> RECORDS SUPPLIED
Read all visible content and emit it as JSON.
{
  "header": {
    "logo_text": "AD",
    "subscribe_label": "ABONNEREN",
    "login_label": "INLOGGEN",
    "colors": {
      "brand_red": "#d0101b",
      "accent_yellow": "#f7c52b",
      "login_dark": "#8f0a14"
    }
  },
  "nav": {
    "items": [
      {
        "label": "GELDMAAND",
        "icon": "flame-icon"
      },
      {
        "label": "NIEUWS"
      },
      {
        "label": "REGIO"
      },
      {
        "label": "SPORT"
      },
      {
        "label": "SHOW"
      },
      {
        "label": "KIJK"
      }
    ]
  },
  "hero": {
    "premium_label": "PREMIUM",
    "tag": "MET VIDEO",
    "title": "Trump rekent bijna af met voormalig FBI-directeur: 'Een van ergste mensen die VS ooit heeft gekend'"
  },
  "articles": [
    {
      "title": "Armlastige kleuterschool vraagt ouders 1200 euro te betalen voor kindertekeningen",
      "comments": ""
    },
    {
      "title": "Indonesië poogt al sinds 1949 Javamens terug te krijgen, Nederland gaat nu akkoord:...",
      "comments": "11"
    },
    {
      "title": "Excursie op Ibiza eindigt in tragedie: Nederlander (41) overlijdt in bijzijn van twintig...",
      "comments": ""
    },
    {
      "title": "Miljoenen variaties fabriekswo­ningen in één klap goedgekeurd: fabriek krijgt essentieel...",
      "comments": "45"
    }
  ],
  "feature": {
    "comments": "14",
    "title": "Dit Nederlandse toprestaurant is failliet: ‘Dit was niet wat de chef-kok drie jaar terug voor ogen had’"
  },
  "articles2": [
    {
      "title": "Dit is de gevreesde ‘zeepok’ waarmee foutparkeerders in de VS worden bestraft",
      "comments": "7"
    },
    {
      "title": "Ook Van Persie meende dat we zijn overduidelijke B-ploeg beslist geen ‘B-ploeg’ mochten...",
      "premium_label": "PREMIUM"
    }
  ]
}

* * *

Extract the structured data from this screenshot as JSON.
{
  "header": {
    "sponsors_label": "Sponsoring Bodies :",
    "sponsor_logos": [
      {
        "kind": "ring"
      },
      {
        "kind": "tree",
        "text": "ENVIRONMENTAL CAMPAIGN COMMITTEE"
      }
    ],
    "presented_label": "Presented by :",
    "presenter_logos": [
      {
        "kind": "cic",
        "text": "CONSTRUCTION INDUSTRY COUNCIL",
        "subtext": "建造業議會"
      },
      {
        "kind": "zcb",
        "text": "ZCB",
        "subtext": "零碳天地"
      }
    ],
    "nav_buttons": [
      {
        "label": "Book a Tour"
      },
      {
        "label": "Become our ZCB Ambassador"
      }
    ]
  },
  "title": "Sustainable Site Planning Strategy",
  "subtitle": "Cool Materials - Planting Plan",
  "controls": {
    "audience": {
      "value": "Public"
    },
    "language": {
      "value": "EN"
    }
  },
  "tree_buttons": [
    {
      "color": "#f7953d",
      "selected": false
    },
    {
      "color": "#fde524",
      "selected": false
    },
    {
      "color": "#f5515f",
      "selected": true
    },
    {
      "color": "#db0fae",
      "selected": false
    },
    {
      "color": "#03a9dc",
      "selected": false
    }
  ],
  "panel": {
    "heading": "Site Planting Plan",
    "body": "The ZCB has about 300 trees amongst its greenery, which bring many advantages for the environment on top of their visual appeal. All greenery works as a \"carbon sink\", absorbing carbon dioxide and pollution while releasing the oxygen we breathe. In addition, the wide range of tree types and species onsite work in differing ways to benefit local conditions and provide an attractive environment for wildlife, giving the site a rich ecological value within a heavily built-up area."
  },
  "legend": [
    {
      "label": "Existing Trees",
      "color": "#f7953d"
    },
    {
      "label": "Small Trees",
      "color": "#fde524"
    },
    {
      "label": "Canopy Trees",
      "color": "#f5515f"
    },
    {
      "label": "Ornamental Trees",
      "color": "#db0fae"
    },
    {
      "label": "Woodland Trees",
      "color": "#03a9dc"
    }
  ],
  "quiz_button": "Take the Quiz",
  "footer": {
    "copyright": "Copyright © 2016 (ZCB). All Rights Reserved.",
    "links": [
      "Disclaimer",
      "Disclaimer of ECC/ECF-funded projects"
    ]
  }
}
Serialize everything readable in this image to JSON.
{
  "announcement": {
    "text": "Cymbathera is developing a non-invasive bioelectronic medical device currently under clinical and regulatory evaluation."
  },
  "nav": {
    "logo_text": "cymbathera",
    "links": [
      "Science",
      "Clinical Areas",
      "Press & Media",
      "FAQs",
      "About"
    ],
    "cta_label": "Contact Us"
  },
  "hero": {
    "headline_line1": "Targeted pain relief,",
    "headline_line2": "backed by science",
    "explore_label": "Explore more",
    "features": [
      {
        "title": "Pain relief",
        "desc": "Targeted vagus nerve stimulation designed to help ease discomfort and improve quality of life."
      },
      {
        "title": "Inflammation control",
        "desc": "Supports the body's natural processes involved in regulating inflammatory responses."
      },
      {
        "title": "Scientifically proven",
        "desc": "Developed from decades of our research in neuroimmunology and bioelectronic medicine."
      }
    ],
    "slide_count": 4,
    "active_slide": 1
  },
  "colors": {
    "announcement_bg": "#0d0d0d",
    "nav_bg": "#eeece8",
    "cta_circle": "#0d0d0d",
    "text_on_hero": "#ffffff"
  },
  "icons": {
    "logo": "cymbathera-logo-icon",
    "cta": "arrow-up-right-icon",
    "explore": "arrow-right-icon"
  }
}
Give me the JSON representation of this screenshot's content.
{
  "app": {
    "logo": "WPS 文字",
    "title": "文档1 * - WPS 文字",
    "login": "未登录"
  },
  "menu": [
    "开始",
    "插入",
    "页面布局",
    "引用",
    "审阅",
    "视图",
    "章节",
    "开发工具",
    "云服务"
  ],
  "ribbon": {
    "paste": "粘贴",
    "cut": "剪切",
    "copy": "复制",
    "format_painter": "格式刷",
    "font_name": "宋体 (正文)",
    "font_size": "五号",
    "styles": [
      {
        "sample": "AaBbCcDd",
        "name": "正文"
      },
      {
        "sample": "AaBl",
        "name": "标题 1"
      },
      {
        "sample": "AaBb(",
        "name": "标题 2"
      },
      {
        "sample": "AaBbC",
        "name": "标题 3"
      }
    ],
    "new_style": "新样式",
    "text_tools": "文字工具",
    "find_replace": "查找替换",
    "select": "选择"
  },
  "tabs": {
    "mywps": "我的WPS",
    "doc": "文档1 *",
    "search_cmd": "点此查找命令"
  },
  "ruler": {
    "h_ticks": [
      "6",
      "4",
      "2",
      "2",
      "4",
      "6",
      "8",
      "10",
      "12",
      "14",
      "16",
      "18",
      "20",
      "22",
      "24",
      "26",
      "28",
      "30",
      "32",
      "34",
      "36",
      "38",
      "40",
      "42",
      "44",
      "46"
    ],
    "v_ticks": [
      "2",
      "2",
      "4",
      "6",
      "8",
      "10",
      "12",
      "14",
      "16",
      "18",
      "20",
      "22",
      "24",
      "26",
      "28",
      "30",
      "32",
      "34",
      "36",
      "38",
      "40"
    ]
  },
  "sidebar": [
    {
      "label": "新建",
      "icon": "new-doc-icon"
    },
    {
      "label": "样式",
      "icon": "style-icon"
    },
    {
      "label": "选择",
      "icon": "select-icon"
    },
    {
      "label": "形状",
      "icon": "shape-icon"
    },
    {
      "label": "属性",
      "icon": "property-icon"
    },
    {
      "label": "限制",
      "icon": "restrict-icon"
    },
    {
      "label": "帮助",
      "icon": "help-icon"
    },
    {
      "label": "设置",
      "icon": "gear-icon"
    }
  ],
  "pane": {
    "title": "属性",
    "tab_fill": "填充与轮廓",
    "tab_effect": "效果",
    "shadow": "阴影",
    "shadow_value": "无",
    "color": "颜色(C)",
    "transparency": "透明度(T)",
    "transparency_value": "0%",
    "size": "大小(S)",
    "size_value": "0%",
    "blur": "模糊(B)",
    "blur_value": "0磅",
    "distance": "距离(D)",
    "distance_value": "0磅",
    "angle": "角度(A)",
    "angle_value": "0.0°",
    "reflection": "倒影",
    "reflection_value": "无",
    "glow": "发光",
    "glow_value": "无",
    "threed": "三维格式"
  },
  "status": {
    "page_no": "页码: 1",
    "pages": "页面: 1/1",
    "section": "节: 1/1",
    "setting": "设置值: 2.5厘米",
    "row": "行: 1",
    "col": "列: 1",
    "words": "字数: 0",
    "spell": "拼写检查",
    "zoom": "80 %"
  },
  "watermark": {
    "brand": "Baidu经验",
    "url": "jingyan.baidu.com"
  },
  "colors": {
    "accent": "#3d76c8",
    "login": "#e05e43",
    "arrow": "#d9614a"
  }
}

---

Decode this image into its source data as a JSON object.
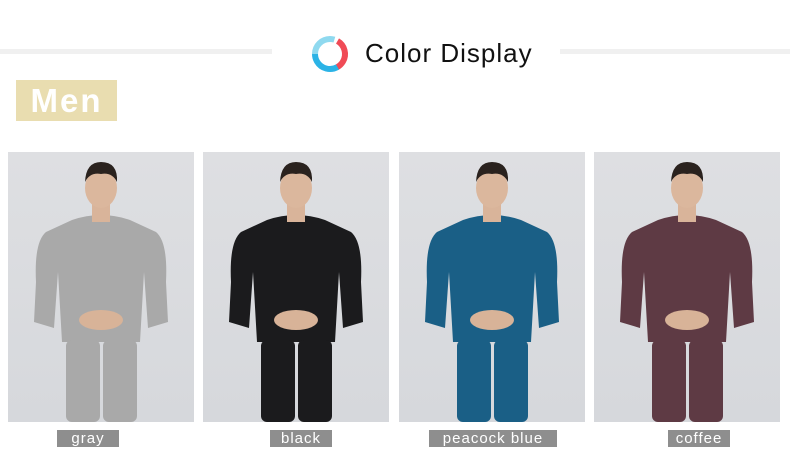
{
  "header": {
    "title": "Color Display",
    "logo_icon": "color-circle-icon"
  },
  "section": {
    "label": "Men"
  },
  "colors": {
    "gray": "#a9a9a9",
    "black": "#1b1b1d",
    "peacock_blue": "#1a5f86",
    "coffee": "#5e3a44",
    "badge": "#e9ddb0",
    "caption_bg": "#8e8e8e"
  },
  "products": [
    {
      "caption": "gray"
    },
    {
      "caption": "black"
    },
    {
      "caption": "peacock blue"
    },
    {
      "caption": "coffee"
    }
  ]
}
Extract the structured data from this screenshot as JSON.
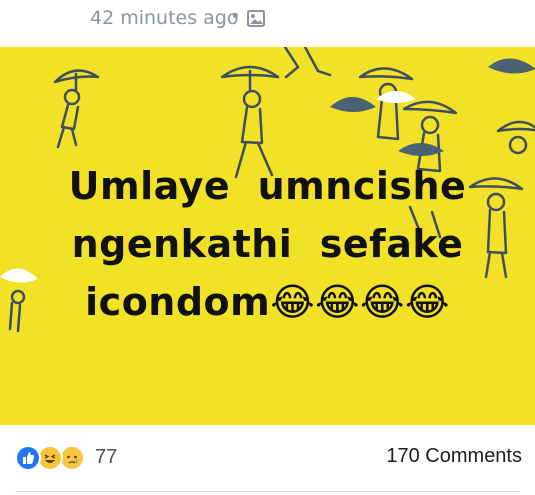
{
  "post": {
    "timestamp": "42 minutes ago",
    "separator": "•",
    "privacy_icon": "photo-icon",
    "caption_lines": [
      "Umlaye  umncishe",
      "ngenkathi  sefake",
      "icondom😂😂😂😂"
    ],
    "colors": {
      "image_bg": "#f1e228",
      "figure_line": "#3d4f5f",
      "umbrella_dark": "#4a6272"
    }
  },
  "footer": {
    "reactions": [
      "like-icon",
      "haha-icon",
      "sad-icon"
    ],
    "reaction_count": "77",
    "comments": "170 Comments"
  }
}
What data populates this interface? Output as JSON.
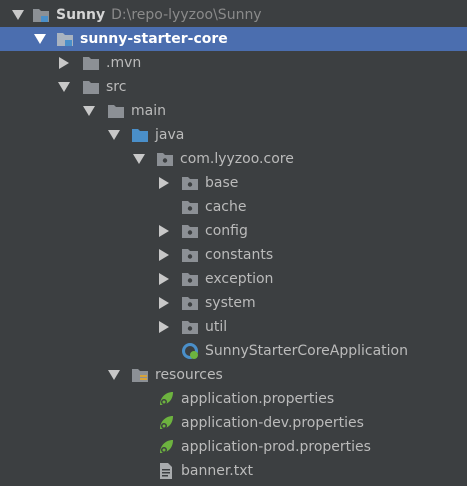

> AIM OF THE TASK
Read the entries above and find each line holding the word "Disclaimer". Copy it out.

> EXPECTED ANSWER
      "Disclaimer",
      "Disclaimer of ECC/ECF-funded projects"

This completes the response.